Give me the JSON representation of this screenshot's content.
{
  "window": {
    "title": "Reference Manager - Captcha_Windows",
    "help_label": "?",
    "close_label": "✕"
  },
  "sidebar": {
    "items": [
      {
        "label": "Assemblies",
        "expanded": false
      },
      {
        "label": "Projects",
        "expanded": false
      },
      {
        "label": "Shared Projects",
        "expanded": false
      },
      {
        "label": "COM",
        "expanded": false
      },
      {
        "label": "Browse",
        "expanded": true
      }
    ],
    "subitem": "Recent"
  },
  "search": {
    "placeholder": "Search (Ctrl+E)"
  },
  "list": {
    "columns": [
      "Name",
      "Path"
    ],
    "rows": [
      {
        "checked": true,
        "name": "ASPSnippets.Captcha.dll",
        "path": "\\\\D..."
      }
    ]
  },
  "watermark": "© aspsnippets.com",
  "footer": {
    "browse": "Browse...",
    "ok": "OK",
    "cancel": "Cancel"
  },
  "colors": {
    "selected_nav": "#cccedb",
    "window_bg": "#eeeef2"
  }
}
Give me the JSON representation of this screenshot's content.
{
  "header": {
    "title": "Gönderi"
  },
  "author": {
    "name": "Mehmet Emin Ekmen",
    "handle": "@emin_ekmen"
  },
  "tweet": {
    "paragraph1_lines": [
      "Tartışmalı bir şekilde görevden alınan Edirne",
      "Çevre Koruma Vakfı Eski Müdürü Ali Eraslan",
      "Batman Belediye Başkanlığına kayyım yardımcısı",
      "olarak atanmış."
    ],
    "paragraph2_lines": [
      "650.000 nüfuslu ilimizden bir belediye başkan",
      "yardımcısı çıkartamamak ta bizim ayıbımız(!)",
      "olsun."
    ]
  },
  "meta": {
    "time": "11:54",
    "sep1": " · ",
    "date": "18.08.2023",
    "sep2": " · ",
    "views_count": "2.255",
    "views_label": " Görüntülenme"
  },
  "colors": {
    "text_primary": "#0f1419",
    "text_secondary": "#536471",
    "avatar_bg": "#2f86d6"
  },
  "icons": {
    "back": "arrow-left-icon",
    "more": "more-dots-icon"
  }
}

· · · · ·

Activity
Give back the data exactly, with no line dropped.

Solution for this task
Give me the JSON representation of this screenshot's content.
{
  "window": {
    "title": "Reference Manager - Captcha_Windows",
    "help_label": "?",
    "close_label": "✕"
  },
  "sidebar": {
    "items": [
      {
        "label": "Assemblies",
        "expanded": false
      },
      {
        "label": "Projects",
        "expanded": false
      },
      {
        "label": "Shared Projects",
        "expanded": false
      },
      {
        "label": "COM",
        "expanded": false
      },
      {
        "label": "Browse",
        "expanded": true
      }
    ],
    "subitem": "Recent"
  },
  "search": {
    "placeholder": "Search (Ctrl+E)"
  },
  "list": {
    "columns": [
      "Name",
      "Path"
    ],
    "rows": [
      {
        "checked": true,
        "name": "ASPSnippets.Captcha.dll",
        "path": "\\\\D..."
      }
    ]
  },
  "watermark": "© aspsnippets.com",
  "footer": {
    "browse": "Browse...",
    "ok": "OK",
    "cancel": "Cancel"
  },
  "colors": {
    "selected_nav": "#cccedb",
    "window_bg": "#eeeef2"
  }
}
Give me the JSON representation of this screenshot's content.
{
  "header": {
    "title": "Gönderi"
  },
  "author": {
    "name": "Mehmet Emin Ekmen",
    "handle": "@emin_ekmen"
  },
  "tweet": {
    "paragraph1_lines": [
      "Tartışmalı bir şekilde görevden alınan Edirne",
      "Çevre Koruma Vakfı Eski Müdürü Ali Eraslan",
      "Batman Belediye Başkanlığına kayyım yardımcısı",
      "olarak atanmış."
    ],
    "paragraph2_lines": [
      "650.000 nüfuslu ilimizden bir belediye başkan",
      "yardımcısı çıkartamamak ta bizim ayıbımız(!)",
      "olsun."
    ]
  },
  "meta": {
    "time": "11:54",
    "sep1": " · ",
    "date": "18.08.2023",
    "sep2": " · ",
    "views_count": "2.255",
    "views_label": " Görüntülenme"
  },
  "colors": {
    "text_primary": "#0f1419",
    "text_secondary": "#536471",
    "avatar_bg": "#2f86d6"
  },
  "icons": {
    "back": "arrow-left-icon",
    "more": "more-dots-icon"
  }
}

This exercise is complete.